⟨
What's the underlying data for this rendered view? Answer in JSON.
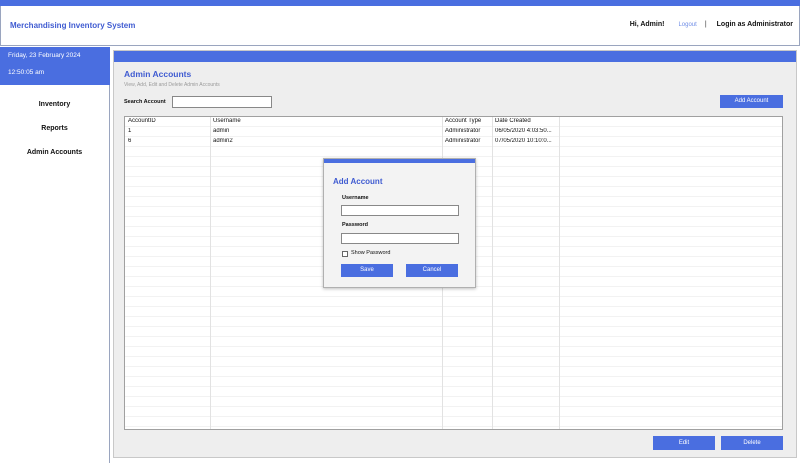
{
  "header": {
    "app_title": "Merchandising Inventory System",
    "greeting": "Hi, Admin!",
    "logout_label": "Logout",
    "separator": "|",
    "login_as": "Login as Administrator"
  },
  "sidebar": {
    "date": "Friday, 23 February 2024",
    "time": "12:50:05 am",
    "items": [
      {
        "label": "Inventory"
      },
      {
        "label": "Reports"
      },
      {
        "label": "Admin Accounts"
      }
    ]
  },
  "main": {
    "title": "Admin Accounts",
    "subtitle": "View, Add, Edit and Delete Admin Accounts",
    "search_label": "Search Account",
    "search_value": "",
    "add_button": "Add Account",
    "edit_button": "Edit",
    "delete_button": "Delete"
  },
  "table": {
    "columns": [
      "AccountID",
      "Username",
      "Account Type",
      "Date Created"
    ],
    "rows": [
      [
        "1",
        "admin",
        "Administrator",
        "06/05/2020 4:03:50..."
      ],
      [
        "6",
        "admin2",
        "Administrator",
        "07/05/2020 10:10:0..."
      ]
    ]
  },
  "dialog": {
    "title": "Add Account",
    "username_label": "Username",
    "username_value": "",
    "password_label": "Password",
    "password_value": "",
    "show_password_label": "Show Password",
    "save_button": "Save",
    "cancel_button": "Cancel"
  },
  "colors": {
    "accent": "#4a6ee0",
    "title_blue": "#3f5bd1",
    "panel_bg": "#eeeeee"
  }
}
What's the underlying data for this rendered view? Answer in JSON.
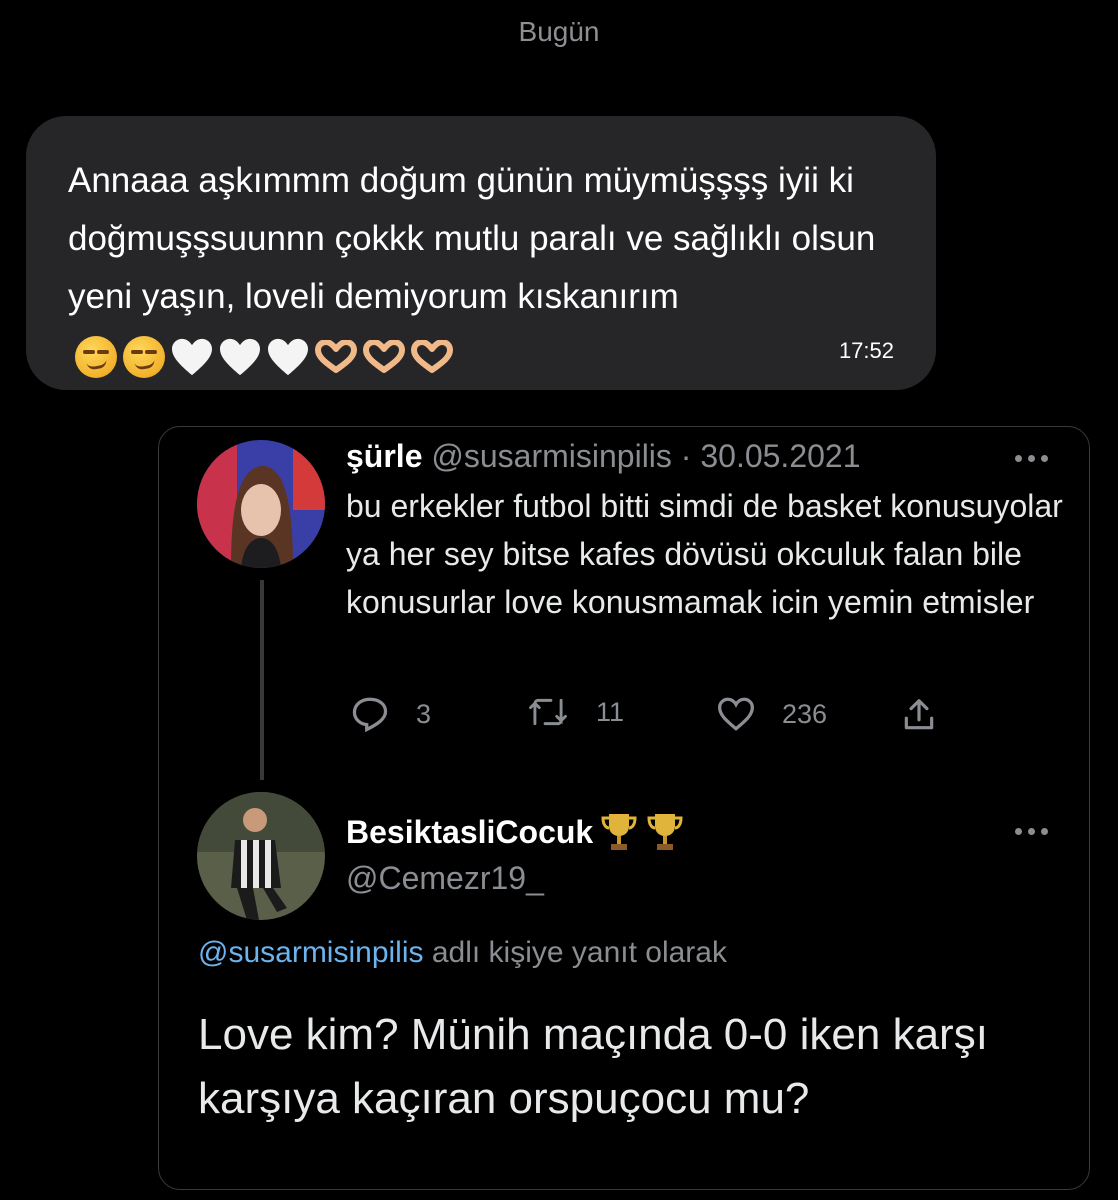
{
  "chat": {
    "day_label": "Bugün",
    "message": {
      "text": "Annaaa aşkımmm doğum günün müymüşşşş iyii ki doğmuşşsuunnn çokkk mutlu paralı ve sağlıklı olsun yeni yaşın, loveli demiyorum kıskanırım",
      "emojis": [
        "smirk-icon",
        "smirk-icon",
        "white-heart-icon",
        "white-heart-icon",
        "white-heart-icon",
        "heart-hands-icon",
        "heart-hands-icon",
        "heart-hands-icon"
      ],
      "time": "17:52"
    }
  },
  "quoted_thread": {
    "tweet1": {
      "display_name": "şürle",
      "handle": "@susarmisinpilis",
      "separator": "·",
      "date": "30.05.2021",
      "text": "bu erkekler futbol bitti simdi de basket konusuyolar ya her sey bitse kafes dövüsü okculuk falan bile konusurlar love konusmamak icin yemin etmisler",
      "replies": "3",
      "retweets": "11",
      "likes": "236"
    },
    "tweet2": {
      "display_name": "BesiktasliCocuk",
      "badges": [
        "trophy-icon",
        "trophy-icon"
      ],
      "handle": "@Cemezr19_",
      "reply_mention": "@susarmisinpilis",
      "reply_suffix": "adlı kişiye yanıt olarak",
      "text": "Love kim? Münih maçında 0-0 iken karşı karşıya kaçıran orspuçocu mu?"
    }
  },
  "colors": {
    "background": "#000000",
    "bubble": "#262628",
    "muted": "#8a8d91",
    "mention": "#6cb4ef",
    "border": "#3a3a3c"
  }
}
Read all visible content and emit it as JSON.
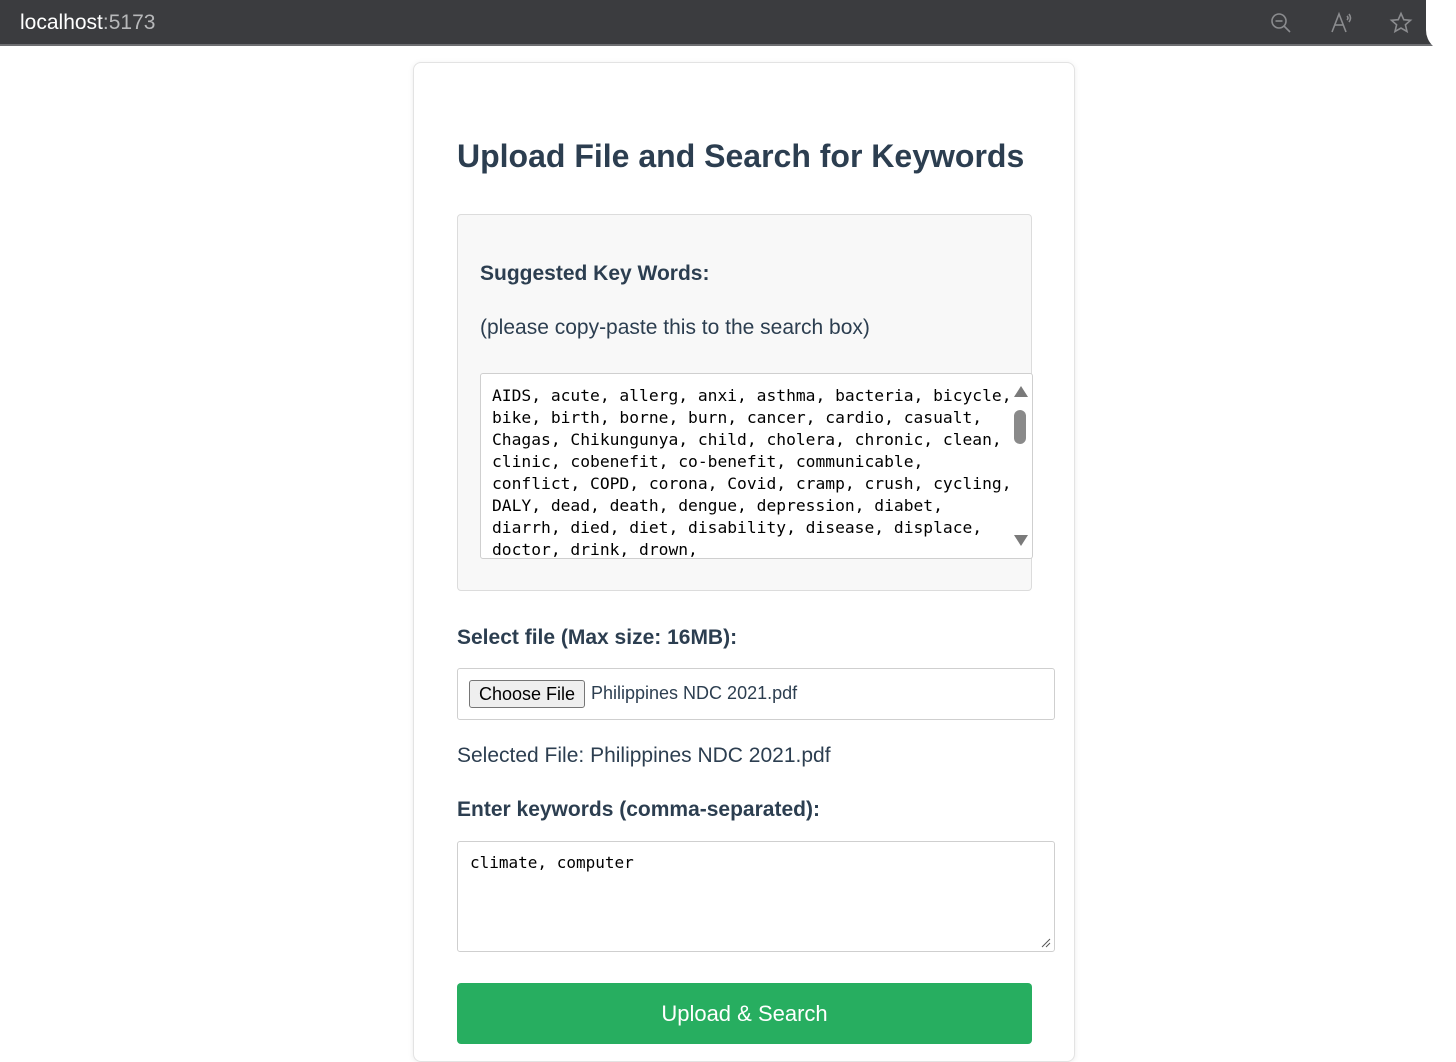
{
  "browser": {
    "host": "localhost",
    "port": ":5173",
    "icons": [
      "zoom-out-icon",
      "read-aloud-icon",
      "favorite-star-icon"
    ]
  },
  "page": {
    "title": "Upload File and Search for Keywords",
    "suggested": {
      "heading": "Suggested Key Words:",
      "note": "(please copy-paste this to the search box)",
      "keywords": "AIDS, acute, allerg, anxi, asthma, bacteria, bicycle, bike, birth, borne, burn, cancer, cardio, casualt, Chagas, Chikungunya, child, cholera, chronic, clean, clinic, cobenefit, co-benefit, communicable, conflict, COPD, corona, Covid, cramp, crush, cycling, DALY, dead, death, dengue, depression, diabet, diarrh, died, diet, disability, disease, displace, doctor, drink, drown,"
    },
    "file": {
      "label": "Select file (Max size: 16MB):",
      "button_label": "Choose File",
      "file_name": "Philippines NDC 2021.pdf",
      "selected_text": "Selected File: Philippines NDC 2021.pdf"
    },
    "keywords_input": {
      "label": "Enter keywords (comma-separated):",
      "value": "climate, computer"
    },
    "submit_label": "Upload & Search"
  },
  "colors": {
    "browser_bar": "#3b3c3f",
    "text": "#2c3e50",
    "submit_button": "#27ae60"
  }
}
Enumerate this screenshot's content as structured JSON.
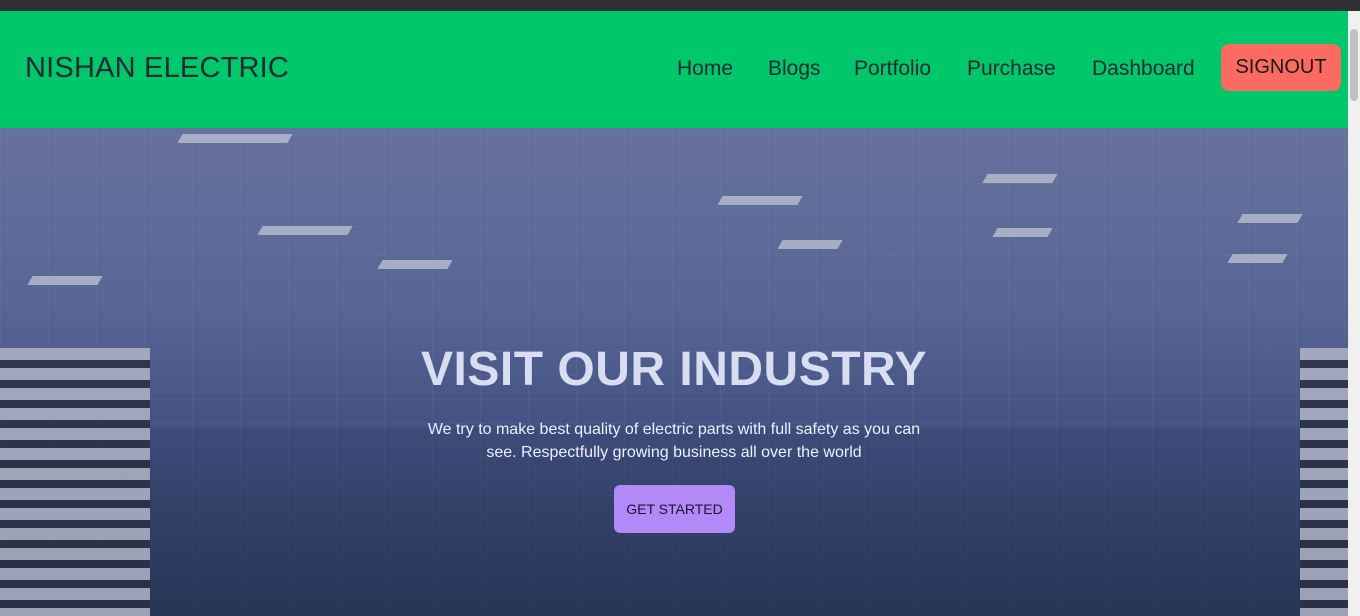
{
  "nav": {
    "brand": "NISHAN ELECTRIC",
    "links": [
      "Home",
      "Blogs",
      "Portfolio",
      "Purchase",
      "Dashboard"
    ],
    "signout_label": "SIGNOUT"
  },
  "hero": {
    "title": "VISIT OUR INDUSTRY",
    "subtitle": "We try to make best quality of electric parts with full safety as you can see. Respectfully growing business all over the world",
    "cta_label": "GET STARTED"
  },
  "colors": {
    "navbar": "#00c76a",
    "signout": "#fb6b62",
    "cta": "#b388f7"
  }
}
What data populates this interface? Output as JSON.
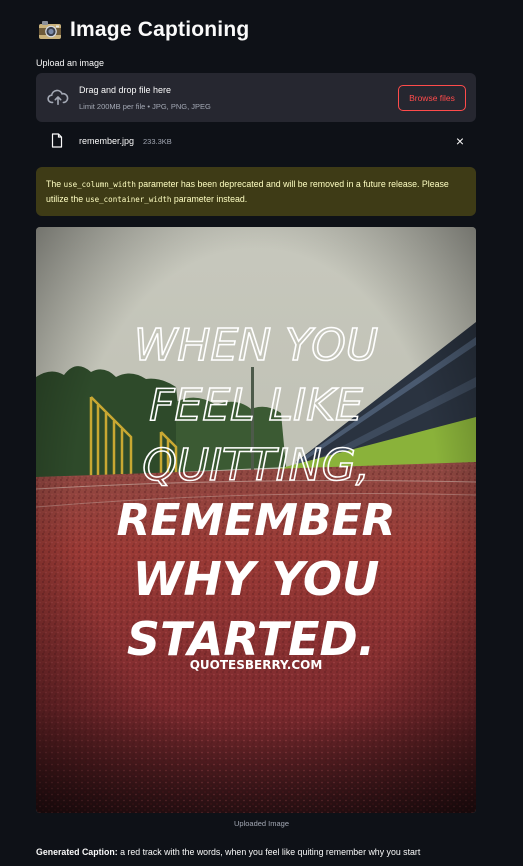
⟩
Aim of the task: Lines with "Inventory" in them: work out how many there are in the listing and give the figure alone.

Result below: 2